Página 235 - ... accent of Christians, nor the gait of Christian, pagan, nor man, have so strutted and bellowed, that I have thought some of nature's journeymen had made men, and not made them well, they imitated humanity so abominably.
Página 284 - tis later, sir. Ban. Hold, take my sword. — There's husbandry in heaven, Their candles are all out. — Take thee that too. A heavy summons lies like lead upon me, And yet I would not sleep : Merciful powers ! Restrain in me the cursed thoughts, that nature Gives way to in repose ! — Give me my sword ; — „ Enter MACBETH, and a Servant with a torch.
Página 279 - Duncan is in his grave ; After life's fitful fever he sleeps well; Treason has done his worst: nor steel, nor poison, Malice domestic, foreign levy, nothing, Can touch him further.
Página 267 - You wait on nature's mischief! Come, thick night, And pall thee in the dunnest smoke of hell, That my keen knife see not the wound it makes, Nor heaven peep through the blanket of the dark, To cry 'Hold, hold!
Página 266 - Let not light see my black and deep desires; The eye wink at the hand; yet let that be Which the eye fears, when it is done, to see.

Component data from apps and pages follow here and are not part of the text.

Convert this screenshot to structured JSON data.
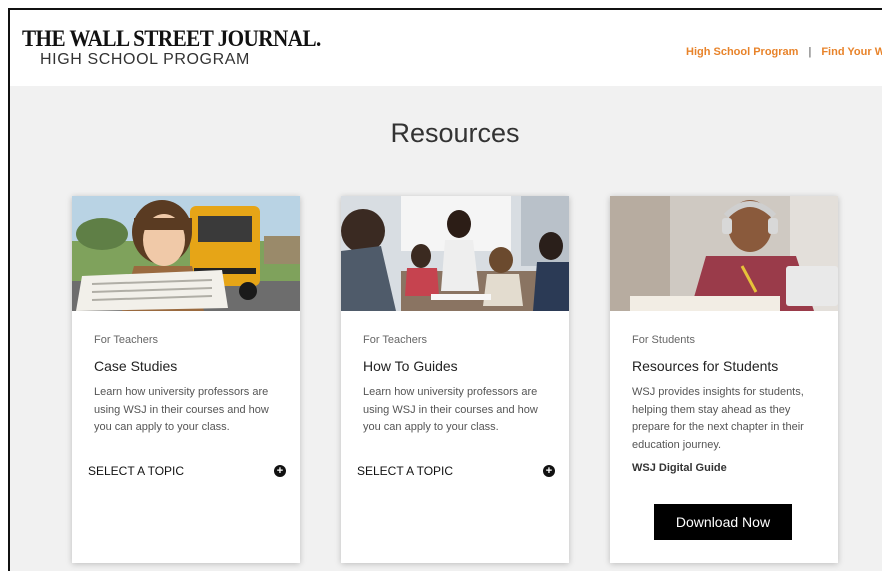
{
  "header": {
    "logo_title": "THE WALL STREET JOURNAL.",
    "logo_subtitle": "HIGH SCHOOL PROGRAM",
    "nav": [
      {
        "label": "High School Program"
      },
      {
        "label": "Find Your WS"
      }
    ],
    "nav_separator": "|"
  },
  "page": {
    "title": "Resources"
  },
  "cards": [
    {
      "image_icon": "teacher-with-newspaper-photo",
      "tag": "For Teachers",
      "title": "Case Studies",
      "description": "Learn how university professors are using WSJ in their courses and how you can apply to your class.",
      "select_label": "SELECT A TOPIC",
      "select_icon": "plus-circle-icon"
    },
    {
      "image_icon": "classroom-students-photo",
      "tag": "For Teachers",
      "title": "How To Guides",
      "description": "Learn how university professors are using WSJ in their courses and how you can apply to your class.",
      "select_label": "SELECT A TOPIC",
      "select_icon": "plus-circle-icon"
    },
    {
      "image_icon": "student-with-headphones-photo",
      "tag": "For Students",
      "title": "Resources for Students",
      "description": "WSJ provides insights for students, helping them stay ahead as they prepare for the next chapter in their education journey.",
      "guide_label": "WSJ Digital Guide",
      "button_label": "Download Now"
    }
  ],
  "colors": {
    "accent": "#e8832a",
    "button_bg": "#000000",
    "page_bg": "#f1f1f1"
  }
}
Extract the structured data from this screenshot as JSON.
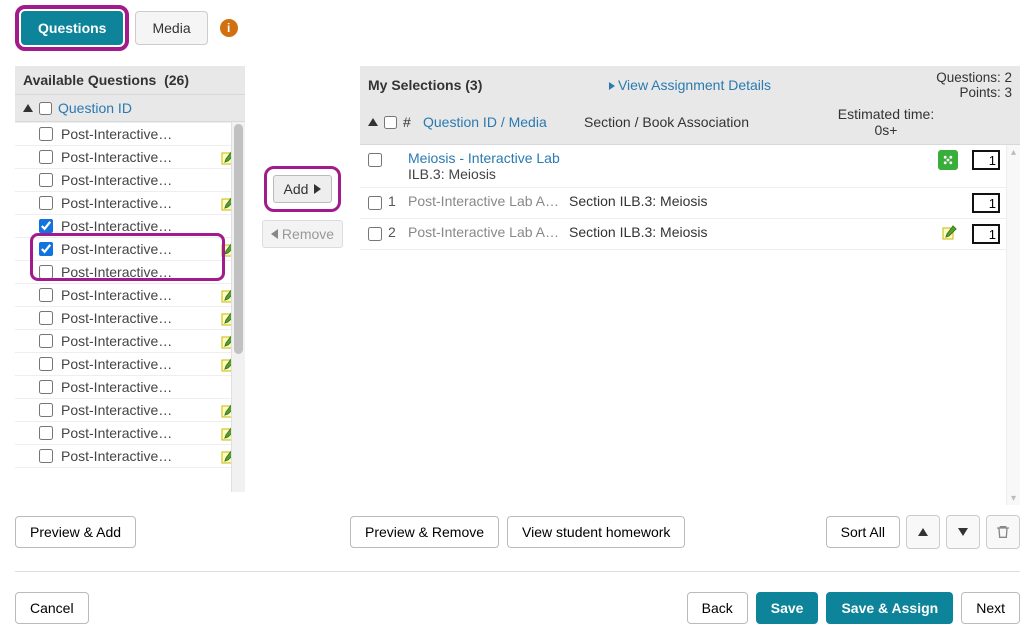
{
  "tabs": {
    "questions": "Questions",
    "media": "Media"
  },
  "left": {
    "title": "Available Questions",
    "count": "(26)",
    "sort_col": "Question ID",
    "items": [
      {
        "label": "Post-Interactive…",
        "checked": false,
        "edit": false
      },
      {
        "label": "Post-Interactive…",
        "checked": false,
        "edit": true
      },
      {
        "label": "Post-Interactive…",
        "checked": false,
        "edit": false
      },
      {
        "label": "Post-Interactive…",
        "checked": false,
        "edit": true
      },
      {
        "label": "Post-Interactive…",
        "checked": true,
        "edit": false
      },
      {
        "label": "Post-Interactive…",
        "checked": true,
        "edit": true
      },
      {
        "label": "Post-Interactive…",
        "checked": false,
        "edit": false
      },
      {
        "label": "Post-Interactive…",
        "checked": false,
        "edit": true
      },
      {
        "label": "Post-Interactive…",
        "checked": false,
        "edit": true
      },
      {
        "label": "Post-Interactive…",
        "checked": false,
        "edit": true
      },
      {
        "label": "Post-Interactive…",
        "checked": false,
        "edit": true
      },
      {
        "label": "Post-Interactive…",
        "checked": false,
        "edit": false
      },
      {
        "label": "Post-Interactive…",
        "checked": false,
        "edit": true
      },
      {
        "label": "Post-Interactive…",
        "checked": false,
        "edit": true
      },
      {
        "label": "Post-Interactive…",
        "checked": false,
        "edit": true
      }
    ]
  },
  "mid": {
    "add": "Add",
    "remove": "Remove"
  },
  "right": {
    "title": "My Selections (3)",
    "view_link": "View Assignment Details",
    "stats_q": "Questions: 2",
    "stats_p": "Points: 3",
    "col_num": "#",
    "col_qid": "Question ID / Media",
    "col_section": "Section / Book Association",
    "col_time_label": "Estimated time:",
    "col_time_val": "0s+",
    "rows": [
      {
        "num": "",
        "q": "Meiosis - Interactive Lab",
        "sub": "ILB.3: Meiosis",
        "section": "",
        "link": true,
        "badge": true,
        "points": "1",
        "edit": false
      },
      {
        "num": "1",
        "q": "Post-Interactive Lab As…",
        "sub": "",
        "section": "Section ILB.3: Meiosis",
        "link": false,
        "badge": false,
        "points": "1",
        "edit": false
      },
      {
        "num": "2",
        "q": "Post-Interactive Lab As…",
        "sub": "",
        "section": "Section ILB.3: Meiosis",
        "link": false,
        "badge": false,
        "points": "1",
        "edit": true
      }
    ]
  },
  "buttons": {
    "preview_add": "Preview & Add",
    "preview_remove": "Preview & Remove",
    "view_student": "View student homework",
    "sort_all": "Sort All",
    "cancel": "Cancel",
    "back": "Back",
    "save": "Save",
    "save_assign": "Save & Assign",
    "next": "Next"
  }
}
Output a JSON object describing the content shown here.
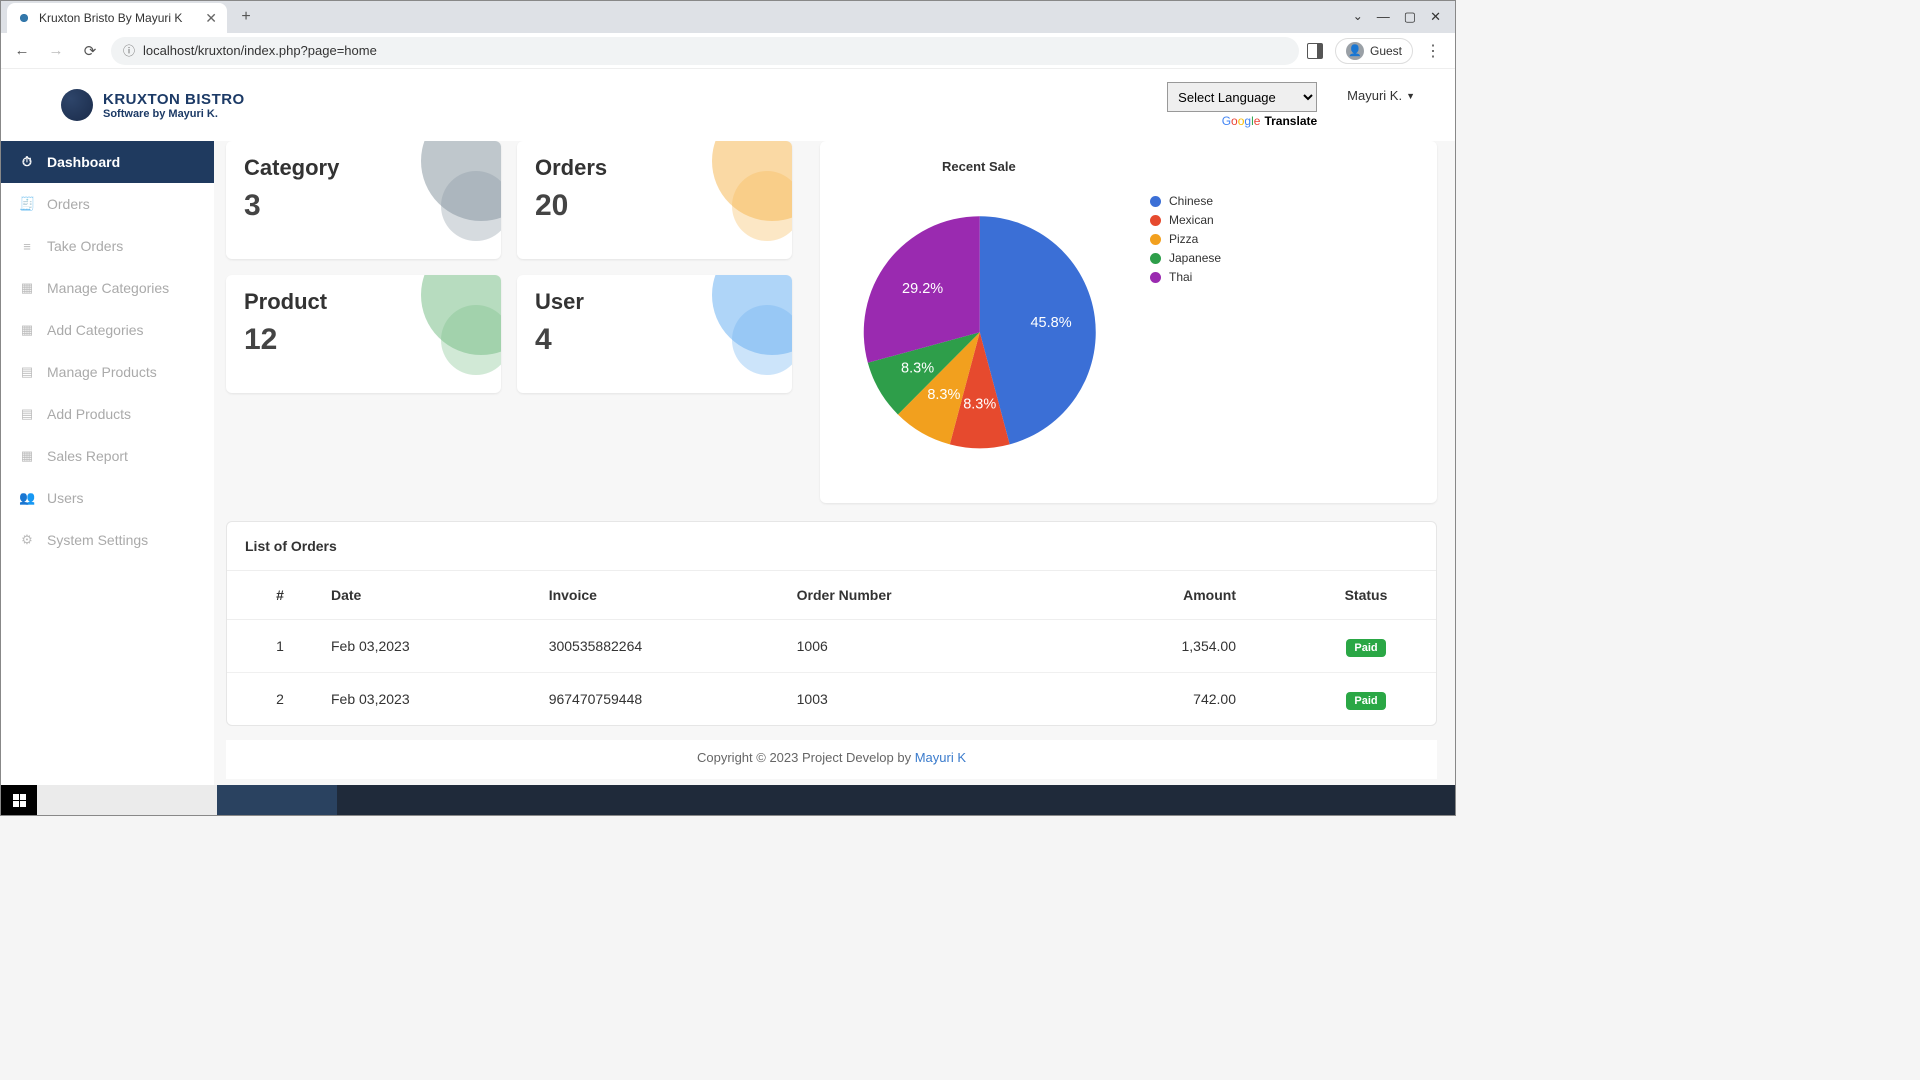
{
  "browser": {
    "tab_title": "Kruxton Bristo By Mayuri K",
    "url": "localhost/kruxton/index.php?page=home",
    "guest_label": "Guest"
  },
  "brand": {
    "name": "KRUXTON BISTRO",
    "subtitle": "Software by Mayuri K."
  },
  "header": {
    "language_placeholder": "Select Language",
    "translate_label": "Translate",
    "user_name": "Mayuri K."
  },
  "sidebar": {
    "items": [
      {
        "label": "Dashboard",
        "icon": "⏱",
        "active": true
      },
      {
        "label": "Orders",
        "icon": "🧾"
      },
      {
        "label": "Take Orders",
        "icon": "≡"
      },
      {
        "label": "Manage Categories",
        "icon": "▦"
      },
      {
        "label": "Add Categories",
        "icon": "▦"
      },
      {
        "label": "Manage Products",
        "icon": "▤"
      },
      {
        "label": "Add Products",
        "icon": "▤"
      },
      {
        "label": "Sales Report",
        "icon": "▦"
      },
      {
        "label": "Users",
        "icon": "👥"
      },
      {
        "label": "System Settings",
        "icon": "⚙"
      }
    ]
  },
  "stats": [
    {
      "label": "Category",
      "value": "3",
      "tone": "gray"
    },
    {
      "label": "Orders",
      "value": "20",
      "tone": "orange"
    },
    {
      "label": "Product",
      "value": "12",
      "tone": "green"
    },
    {
      "label": "User",
      "value": "4",
      "tone": "blue"
    }
  ],
  "chart_data": {
    "type": "pie",
    "title": "Recent Sale",
    "series": [
      {
        "name": "Chinese",
        "value": 45.8,
        "color": "#3b6fd6",
        "label": "45.8%"
      },
      {
        "name": "Mexican",
        "value": 8.3,
        "color": "#e64a2e",
        "label": "8.3%"
      },
      {
        "name": "Pizza",
        "value": 8.3,
        "color": "#f2a01e",
        "label": "8.3%"
      },
      {
        "name": "Japanese",
        "value": 8.3,
        "color": "#2e9e4a",
        "label": "8.3%"
      },
      {
        "name": "Thai",
        "value": 29.2,
        "color": "#9a2ab0",
        "label": "29.2%"
      }
    ]
  },
  "orders_table": {
    "title": "List of Orders",
    "columns": [
      "#",
      "Date",
      "Invoice",
      "Order Number",
      "Amount",
      "Status"
    ],
    "rows": [
      {
        "n": "1",
        "date": "Feb 03,2023",
        "invoice": "300535882264",
        "order": "1006",
        "amount": "1,354.00",
        "status": "Paid"
      },
      {
        "n": "2",
        "date": "Feb 03,2023",
        "invoice": "967470759448",
        "order": "1003",
        "amount": "742.00",
        "status": "Paid"
      }
    ]
  },
  "footer": {
    "text": "Copyright © 2023 Project Develop by ",
    "link_text": "Mayuri K"
  }
}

Página 279 - But let the frame of things disjoint, both the worlds suffer, Ere we will eat our meal in fear, and sleep In the affliction of these terrible dreams, That shake us nightly...
Página 252 - But I must also feel it as a man: I cannot but remember such things were, That were most precious to me. Did heaven look on, And would not take their part? Sinful Macduff, They were all struck for thee!

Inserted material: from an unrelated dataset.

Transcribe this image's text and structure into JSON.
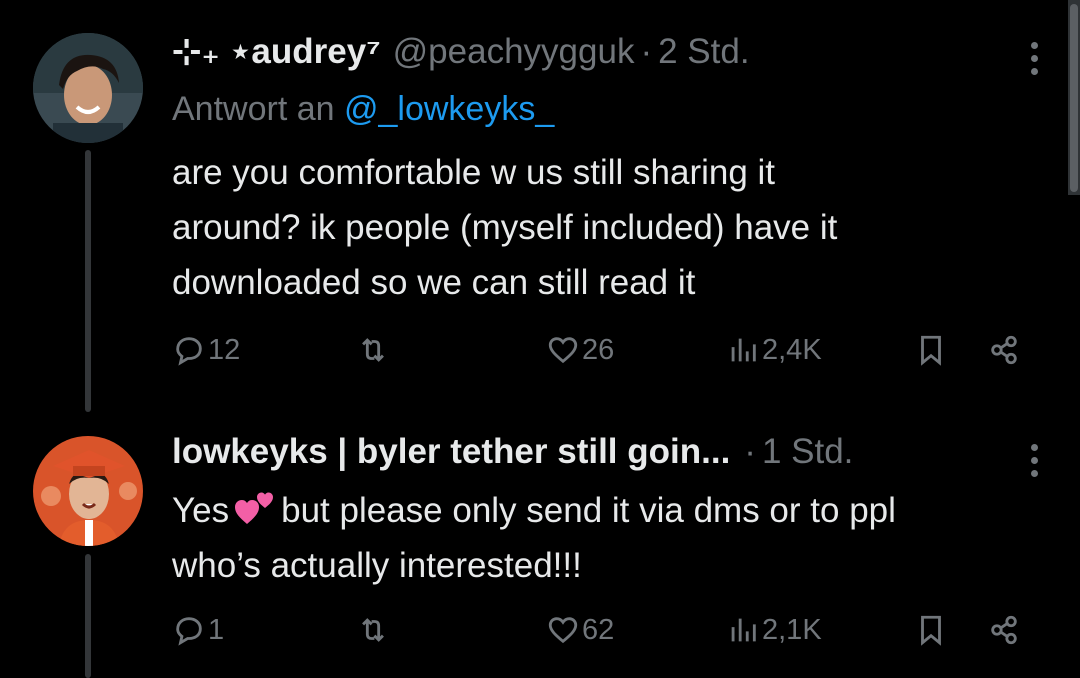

Página 260 - I have given suck, and know How tender 'tis to love the babe that milks me : I would, while it was smiling in my face, Have pluck'd my nipple from his boneless gums, And dash'd the brains out, had I so sworn as you Have done to this.